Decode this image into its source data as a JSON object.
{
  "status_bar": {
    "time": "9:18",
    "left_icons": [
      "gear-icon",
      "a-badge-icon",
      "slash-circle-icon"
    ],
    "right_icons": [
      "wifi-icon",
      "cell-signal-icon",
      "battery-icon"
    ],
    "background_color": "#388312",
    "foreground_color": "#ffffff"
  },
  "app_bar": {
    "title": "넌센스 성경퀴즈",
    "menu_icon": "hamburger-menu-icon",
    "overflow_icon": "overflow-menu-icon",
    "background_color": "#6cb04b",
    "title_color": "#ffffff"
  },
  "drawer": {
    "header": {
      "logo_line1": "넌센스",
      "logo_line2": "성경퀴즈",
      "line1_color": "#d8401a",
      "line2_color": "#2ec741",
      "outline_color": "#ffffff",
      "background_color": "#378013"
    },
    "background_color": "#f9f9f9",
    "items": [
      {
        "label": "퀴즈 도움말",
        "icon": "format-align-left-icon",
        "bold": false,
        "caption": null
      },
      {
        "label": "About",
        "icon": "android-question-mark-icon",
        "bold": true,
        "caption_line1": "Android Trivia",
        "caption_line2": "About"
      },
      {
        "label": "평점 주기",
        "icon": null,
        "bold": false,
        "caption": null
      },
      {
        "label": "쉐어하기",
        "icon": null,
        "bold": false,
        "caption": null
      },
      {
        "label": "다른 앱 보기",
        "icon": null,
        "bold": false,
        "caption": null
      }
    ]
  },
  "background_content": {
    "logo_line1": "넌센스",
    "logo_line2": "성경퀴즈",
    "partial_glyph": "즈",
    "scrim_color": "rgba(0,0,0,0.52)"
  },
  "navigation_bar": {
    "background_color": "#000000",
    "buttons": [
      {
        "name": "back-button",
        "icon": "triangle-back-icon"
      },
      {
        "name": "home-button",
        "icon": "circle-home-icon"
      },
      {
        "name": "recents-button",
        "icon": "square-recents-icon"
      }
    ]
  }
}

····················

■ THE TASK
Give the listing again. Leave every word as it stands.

■ SOLUTION TO THE EXERCISE
Decode this image into its source data as a JSON object.
{
  "status_bar": {
    "time": "9:18",
    "left_icons": [
      "gear-icon",
      "a-badge-icon",
      "slash-circle-icon"
    ],
    "right_icons": [
      "wifi-icon",
      "cell-signal-icon",
      "battery-icon"
    ],
    "background_color": "#388312",
    "foreground_color": "#ffffff"
  },
  "app_bar": {
    "title": "넌센스 성경퀴즈",
    "menu_icon": "hamburger-menu-icon",
    "overflow_icon": "overflow-menu-icon",
    "background_color": "#6cb04b",
    "title_color": "#ffffff"
  },
  "drawer": {
    "header": {
      "logo_line1": "넌센스",
      "logo_line2": "성경퀴즈",
      "line1_color": "#d8401a",
      "line2_color": "#2ec741",
      "outline_color": "#ffffff",
      "background_color": "#378013"
    },
    "background_color": "#f9f9f9",
    "items": [
      {
        "label": "퀴즈 도움말",
        "icon": "format-align-left-icon",
        "bold": false,
        "caption": null
      },
      {
        "label": "About",
        "icon": "android-question-mark-icon",
        "bold": true,
        "caption_line1": "Android Trivia",
        "caption_line2": "About"
      },
      {
        "label": "평점 주기",
        "icon": null,
        "bold": false,
        "caption": null
      },
      {
        "label": "쉐어하기",
        "icon": null,
        "bold": false,
        "caption": null
      },
      {
        "label": "다른 앱 보기",
        "icon": null,
        "bold": false,
        "caption": null
      }
    ]
  },
  "background_content": {
    "logo_line1": "넌센스",
    "logo_line2": "성경퀴즈",
    "partial_glyph": "즈",
    "scrim_color": "rgba(0,0,0,0.52)"
  },
  "navigation_bar": {
    "background_color": "#000000",
    "buttons": [
      {
        "name": "back-button",
        "icon": "triangle-back-icon"
      },
      {
        "name": "home-button",
        "icon": "circle-home-icon"
      },
      {
        "name": "recents-button",
        "icon": "square-recents-icon"
      }
    ]
  }
}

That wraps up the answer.